WHAT TO DO - Copy every line from the records below that carries the word "POZIVNICE".

[Page and application data records]
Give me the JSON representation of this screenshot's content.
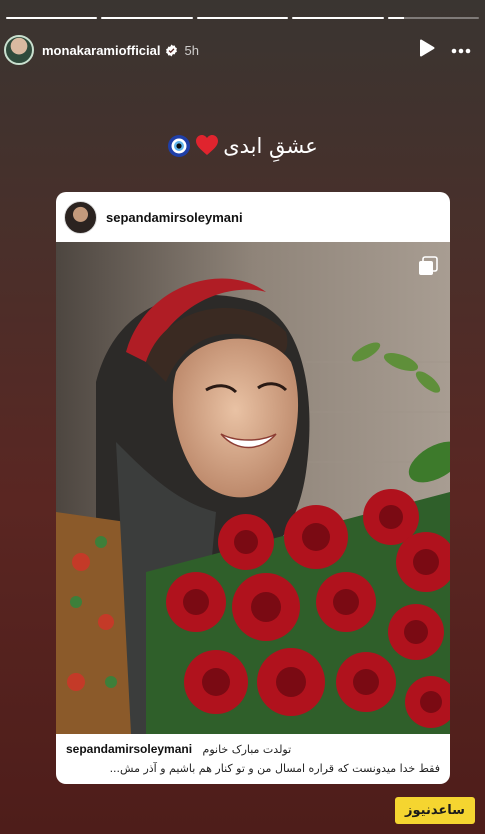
{
  "story": {
    "progress": [
      1,
      1,
      1,
      1,
      0.18
    ],
    "username": "monakaramiofficial",
    "time": "5h",
    "caption": "عشقِ ابدی"
  },
  "shared_post": {
    "username": "sepandamirsoleymani",
    "caption_user": "sepandamirsoleymani",
    "caption_line1": "تولدت مبارک خانوم",
    "caption_line2": "فقط خدا میدونست که قراره امسال من و تو کنار هم باشیم و آذر مش..."
  },
  "watermark": {
    "text": "ساعدنیوز"
  },
  "icons": [
    "verified-badge-icon",
    "play-icon",
    "more-icon",
    "evil-eye-icon",
    "red-heart-icon",
    "multiple-photos-icon"
  ],
  "colors": {
    "background_top": "#3a3531",
    "background_bottom": "#4e1d1a",
    "watermark": "#f5d530",
    "heart": "#e0242e",
    "verified": "#ffffff"
  }
}
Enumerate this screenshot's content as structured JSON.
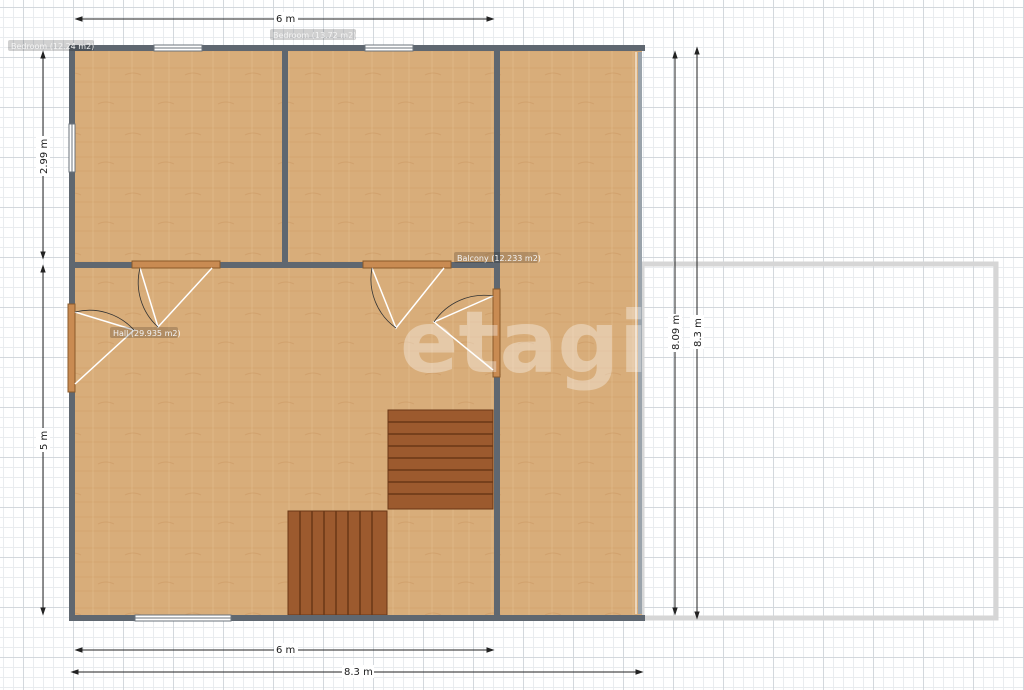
{
  "rooms": {
    "bedroom1": "Bedroom (12.24 m2)",
    "bedroom2": "Bedroom (13.72 m2)",
    "balcony": "Balcony (12.233 m2)",
    "hall": "Hall (29.935 m2)"
  },
  "dimensions": {
    "top_width": "6 m",
    "bottom_width_inner": "6 m",
    "bottom_width_total": "8.3 m",
    "left_upper": "2.99 m",
    "left_lower": "5 m",
    "right_inner": "8.09 m",
    "right_total": "8.3 m"
  },
  "watermark": "etagi",
  "colors": {
    "floor": "#d8ad7a",
    "wall": "#5f6770",
    "stairs": "#9c5a2e",
    "door": "#c98b52",
    "grid": "#d3d8dd",
    "terrace_outline": "#d6d6d6"
  }
}
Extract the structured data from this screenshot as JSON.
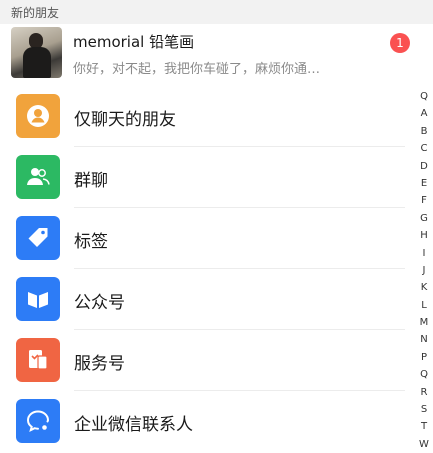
{
  "new_friends": {
    "header": "新的朋友",
    "request": {
      "name": "memorial 铅笔画",
      "message": "你好，对不起，我把你车碰了，麻烦你通…",
      "badge": "1"
    }
  },
  "menu_items": [
    {
      "label": "仅聊天的朋友",
      "icon": "person-icon",
      "color": "#f1a33c"
    },
    {
      "label": "群聊",
      "icon": "group-chat-icon",
      "color": "#2cb963"
    },
    {
      "label": "标签",
      "icon": "tag-icon",
      "color": "#2d7cf6"
    },
    {
      "label": "公众号",
      "icon": "official-account-icon",
      "color": "#2d7cf6"
    },
    {
      "label": "服务号",
      "icon": "service-account-icon",
      "color": "#f06543"
    },
    {
      "label": "企业微信联系人",
      "icon": "work-contacts-icon",
      "color": "#2d7cf6"
    }
  ],
  "index_bar": [
    "Q",
    "A",
    "B",
    "C",
    "D",
    "E",
    "F",
    "G",
    "H",
    "I",
    "J",
    "K",
    "L",
    "M",
    "N",
    "P",
    "Q",
    "R",
    "S",
    "T",
    "W"
  ]
}
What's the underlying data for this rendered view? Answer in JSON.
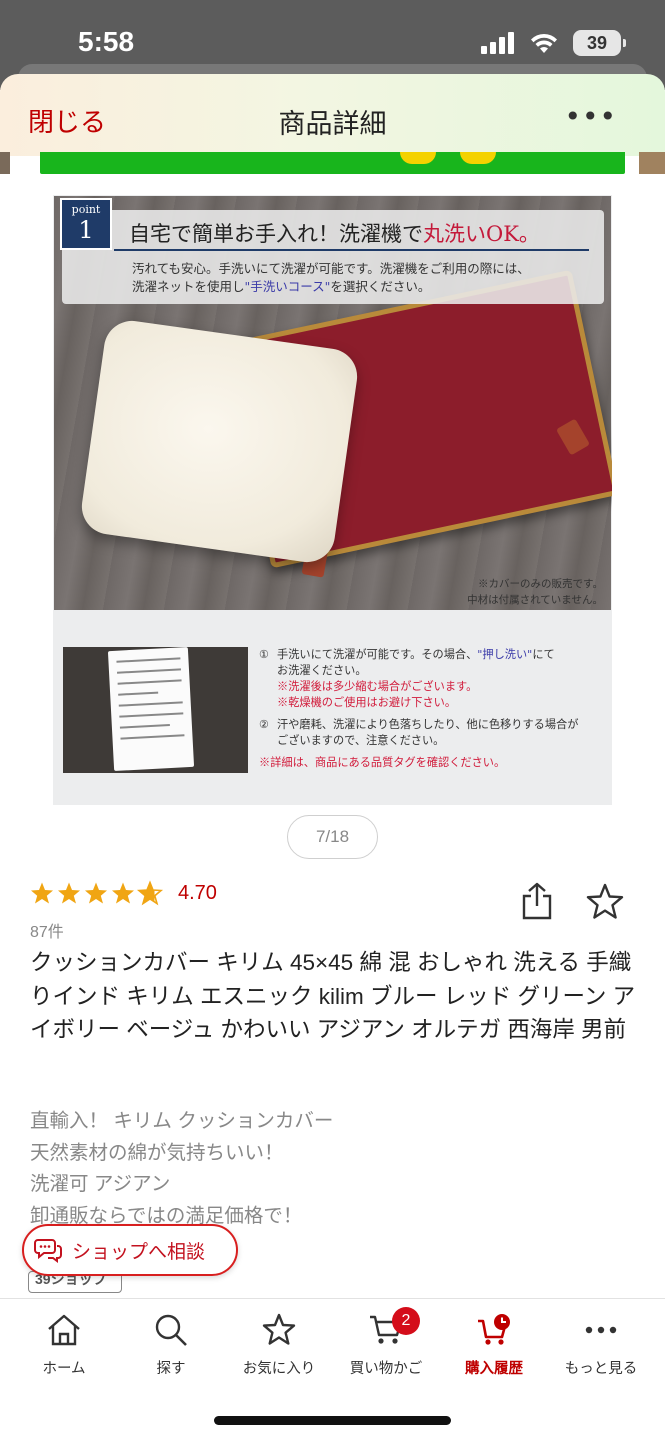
{
  "status_bar": {
    "time": "5:58",
    "battery": "39"
  },
  "header": {
    "close_label": "閉じる",
    "title": "商品詳細",
    "more_label": "•••"
  },
  "product_image": {
    "point_word": "point",
    "point_number": "1",
    "headline_main": "自宅で簡単お手入れ！洗濯機で",
    "headline_highlight": "丸洗いOK。",
    "subcopy_line1": "汚れても安心。手洗いにて洗濯が可能です。洗濯機をご利用の際には、",
    "subcopy_line2_pre": "洗濯ネットを使用し",
    "subcopy_line2_highlight": "\"手洗いコース\"",
    "subcopy_line2_post": "を選択ください。",
    "photo_note_line1": "※カバーのみの販売です。",
    "photo_note_line2": "中材は付属されていません。",
    "note1_num": "①",
    "note1_line1_pre": "手洗いにて洗濯が可能です。その場合、",
    "note1_line1_highlight": "\"押し洗い\"",
    "note1_line1_post": "にて",
    "note1_line2": "お洗濯ください。",
    "note1_warn1": "※洗濯後は多少縮む場合がございます。",
    "note1_warn2": "※乾燥機のご使用はお避け下さい。",
    "note2_num": "②",
    "note2_line1": "汗や磨耗、洗濯により色落ちしたり、他に色移りする場合が",
    "note2_line2": "ございますので、注意ください。",
    "note_footer": "※詳細は、商品にある品質タグを確認ください。"
  },
  "image_counter": "7/18",
  "rating": {
    "value": "4.70",
    "stars": 4.7,
    "review_count": "87件"
  },
  "product_title": "クッションカバー キリム 45×45 綿 混 おしゃれ 洗える 手織りインド キリム エスニック kilim ブルー レッド グリーン アイボリー ベージュ かわいい アジアン オルテガ 西海岸 男前",
  "description": [
    "直輸入！ キリム クッションカバー",
    "天然素材の綿が気持ちいい！",
    "洗濯可 アジアン",
    "卸通販ならではの満足価格で！"
  ],
  "consult_button": {
    "label": "ショップへ相談"
  },
  "shop_tag": "39ショップ",
  "bottom_nav": {
    "items": [
      {
        "label": "ホーム",
        "icon": "home-icon"
      },
      {
        "label": "探す",
        "icon": "search-icon"
      },
      {
        "label": "お気に入り",
        "icon": "star-icon"
      },
      {
        "label": "買い物かご",
        "icon": "cart-icon",
        "badge": "2"
      },
      {
        "label": "購入履歴",
        "icon": "purchase-history-icon"
      },
      {
        "label": "もっと見る",
        "icon": "more-icon"
      }
    ]
  },
  "colors": {
    "brand_red": "#bf0000",
    "star_orange": "#f0a513",
    "badge_red": "#d40d1a"
  }
}
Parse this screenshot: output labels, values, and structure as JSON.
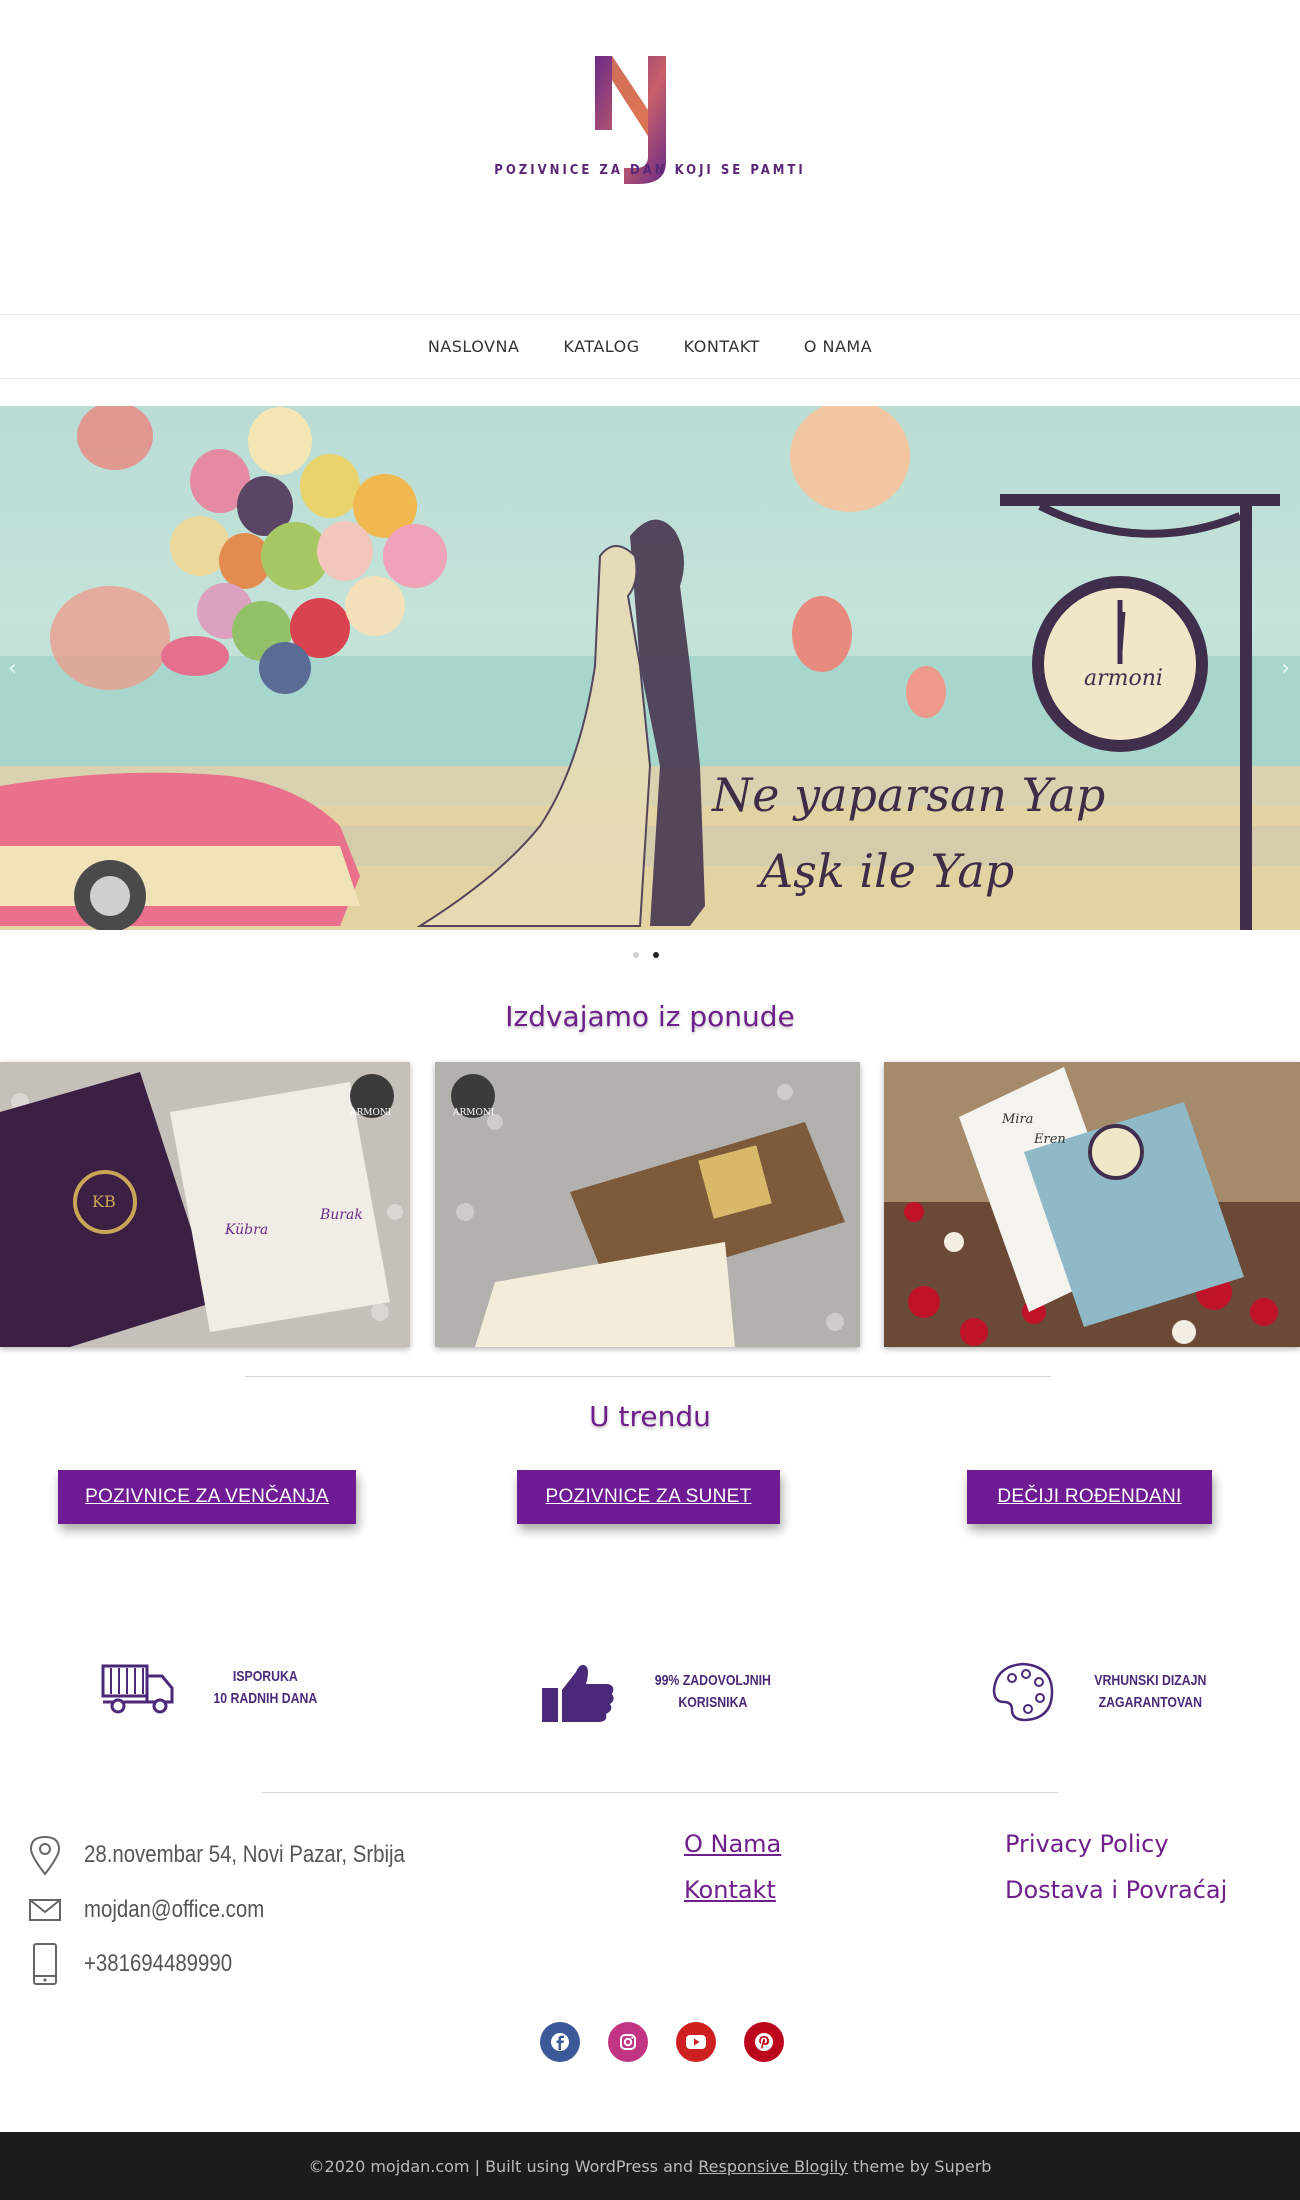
{
  "site": {
    "tagline": "POZIVNICE ZA DAN KOJI SE PAMTI"
  },
  "nav": {
    "items": [
      {
        "label": "NASLOVNA"
      },
      {
        "label": "KATALOG"
      },
      {
        "label": "KONTAKT"
      },
      {
        "label": "O NAMA"
      }
    ]
  },
  "hero": {
    "line1": "Ne yaparsan Yap",
    "line2": "Aşk ile Yap",
    "clock_brand": "armoni",
    "active_slide": 2,
    "slide_count": 2
  },
  "featured": {
    "title": "Izdvajamo iz ponude",
    "cards": [
      {
        "brand": "ARMONI",
        "monogram": "KB",
        "name_left": "Kübra",
        "name_right": "Burak"
      },
      {
        "brand": "ARMONI"
      },
      {
        "name_left": "Mira",
        "name_right": "Eren"
      }
    ]
  },
  "trend": {
    "title": "U trendu",
    "buttons": [
      {
        "label": "POZIVNICE ZA VENČANJA"
      },
      {
        "label": "POZIVNICE ZA SUNET"
      },
      {
        "label": "DEČIJI ROĐENDANI"
      }
    ]
  },
  "features": [
    {
      "icon": "truck-icon",
      "line1": "ISPORUKA",
      "line2": "10 RADNIH DANA"
    },
    {
      "icon": "thumbs-up-icon",
      "line1": "99% ZADOVOLJNIH",
      "line2": "KORISNIKA"
    },
    {
      "icon": "palette-icon",
      "line1": "VRHUNSKI DIZAJN",
      "line2": "ZAGARANTOVAN"
    }
  ],
  "contact": {
    "address": "28.novembar 54, Novi Pazar, Srbija",
    "email": "mojdan@office.com",
    "phone": "+381694489990"
  },
  "footer_links": {
    "col1": [
      {
        "label": "O Nama"
      },
      {
        "label": "Kontakt"
      }
    ],
    "col2": [
      {
        "label": "Privacy Policy"
      },
      {
        "label": "Dostava i Povraćaj"
      }
    ]
  },
  "social": [
    {
      "icon": "facebook-icon",
      "color": "#3b5998"
    },
    {
      "icon": "instagram-icon",
      "color": "#c13584"
    },
    {
      "icon": "youtube-icon",
      "color": "#cd201f"
    },
    {
      "icon": "pinterest-icon",
      "color": "#bd081c"
    }
  ],
  "footer": {
    "prefix": "©2020 mojdan.com | Built using WordPress and ",
    "theme_link": "Responsive Blogily",
    "suffix": " theme by Superb"
  },
  "colors": {
    "brand_purple": "#6f1c94",
    "brand_orange": "#e07a4f",
    "footer_bg": "#1c1c1c"
  }
}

EXERCISE ANSWER -
    "tagline": "POZIVNICE ZA DAN KOJI SE PAMTI"
        "label": "POZIVNICE ZA VENČANJA"
        "label": "POZIVNICE ZA SUNET"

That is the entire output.